Playing with Origami Studio
Recently I have had chanced to take a look at the new Origami Studio.
Since I have been using Google Form, I was already used to the patch programming. This made me get excited for Origami, because I heard that it allows very open possibilities for prototyping with sensor, camera usage as well as receive-send communications with connected devices.
Origami is Sketch friendly. cmd+c/cmd+v.
The patch programming allows prototyping to be tweaked at 'patch' levels. Also it is visually clean and organizable.
Once I was comfortable with the workspace, I began playing around with the tool to understand each patches and find work-around for interactions and instances that were not available in other prototyping tools.
1. Fluid Animation exploration
This is my very first try at Origami. Using the basic pop animations, switches, and transitions I created a micro interaction for page transition. The pop animation function allowed me to feel that bounciness in fluid movement.
2. Timed Animation Exploration
I also was inspired by the new Material Design website, and created a timed animation transition to test eased animation options in Origami Studio.
3. Quick Action using 3D Touch
At this point I realized that the studio has a 3D Touch patch. Since, there was no Apple component in Origami for Quick Action. I built it referencing from the iOS 10
I am testing out the camera feed of Origami (notice my Origami T shirt!)
Spatial distortion is possible using 3D points and gyro-sensor. The video below uses rear-camera, video cropping, gyro sensor value, and 3D rotation.
Origami Studio is the most suitable tool in the market for designers as a all-purpose high-fideltiy prototype tool for mobile and web platform. It is all-purpose because the patches can be as simple to allow page-to-page transition, and as complex as building timed-conditional-3D elements.
The strength of Origami lies in mobile sensor-support (Camera, 3D Touch, Gyro) and its patch programming. So far ProtoPie is the only other prototyping tool with similar sensor-support. Designers are visual learners. Origami's patch programming UI allows easy organizing and collaboration with other people's works.
Personally I think its cleaner than code-based prototyping (e.g. Framer) and frame-based prototyping (e.g. Atomic, Principle). Code-based prototyping, generally takes time to learn and hard to work with other people's project unless markup is thorough. Frame-based prototyping tends to get messy after several layers overlap onto screen or several artboards, which makes it hard to track individual elements as the complexity of the prototype rises.
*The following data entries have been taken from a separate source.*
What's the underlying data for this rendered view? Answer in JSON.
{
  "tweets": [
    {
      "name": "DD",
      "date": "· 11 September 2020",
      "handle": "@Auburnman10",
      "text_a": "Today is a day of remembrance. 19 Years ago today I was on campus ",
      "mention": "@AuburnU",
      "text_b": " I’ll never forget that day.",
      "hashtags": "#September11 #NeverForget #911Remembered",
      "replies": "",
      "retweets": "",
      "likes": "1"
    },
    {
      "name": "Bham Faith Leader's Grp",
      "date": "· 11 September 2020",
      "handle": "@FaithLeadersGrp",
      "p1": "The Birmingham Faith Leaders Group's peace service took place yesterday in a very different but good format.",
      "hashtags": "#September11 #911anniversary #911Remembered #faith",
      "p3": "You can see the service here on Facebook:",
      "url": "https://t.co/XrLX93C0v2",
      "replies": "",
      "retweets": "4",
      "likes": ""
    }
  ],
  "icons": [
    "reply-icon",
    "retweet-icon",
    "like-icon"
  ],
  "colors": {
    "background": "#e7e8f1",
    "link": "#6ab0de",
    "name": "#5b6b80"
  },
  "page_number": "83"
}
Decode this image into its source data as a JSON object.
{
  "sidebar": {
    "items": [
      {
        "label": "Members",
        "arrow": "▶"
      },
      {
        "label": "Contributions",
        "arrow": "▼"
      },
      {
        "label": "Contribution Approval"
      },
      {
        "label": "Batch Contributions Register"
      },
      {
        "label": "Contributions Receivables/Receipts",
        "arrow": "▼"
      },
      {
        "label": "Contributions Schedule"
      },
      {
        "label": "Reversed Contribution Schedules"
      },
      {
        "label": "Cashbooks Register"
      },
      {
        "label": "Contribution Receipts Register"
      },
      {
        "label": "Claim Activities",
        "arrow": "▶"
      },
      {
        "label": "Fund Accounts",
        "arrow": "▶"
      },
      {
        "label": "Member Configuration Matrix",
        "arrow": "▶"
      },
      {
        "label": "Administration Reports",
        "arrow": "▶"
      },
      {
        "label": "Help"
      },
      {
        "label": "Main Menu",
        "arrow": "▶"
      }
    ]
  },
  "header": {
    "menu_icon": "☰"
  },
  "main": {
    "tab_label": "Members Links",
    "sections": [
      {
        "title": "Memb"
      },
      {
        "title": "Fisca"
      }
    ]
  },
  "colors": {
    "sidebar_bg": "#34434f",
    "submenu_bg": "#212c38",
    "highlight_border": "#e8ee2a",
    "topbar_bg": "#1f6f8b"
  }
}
I continue to fiddle with Origami Studio and am posting things in my Dribbble.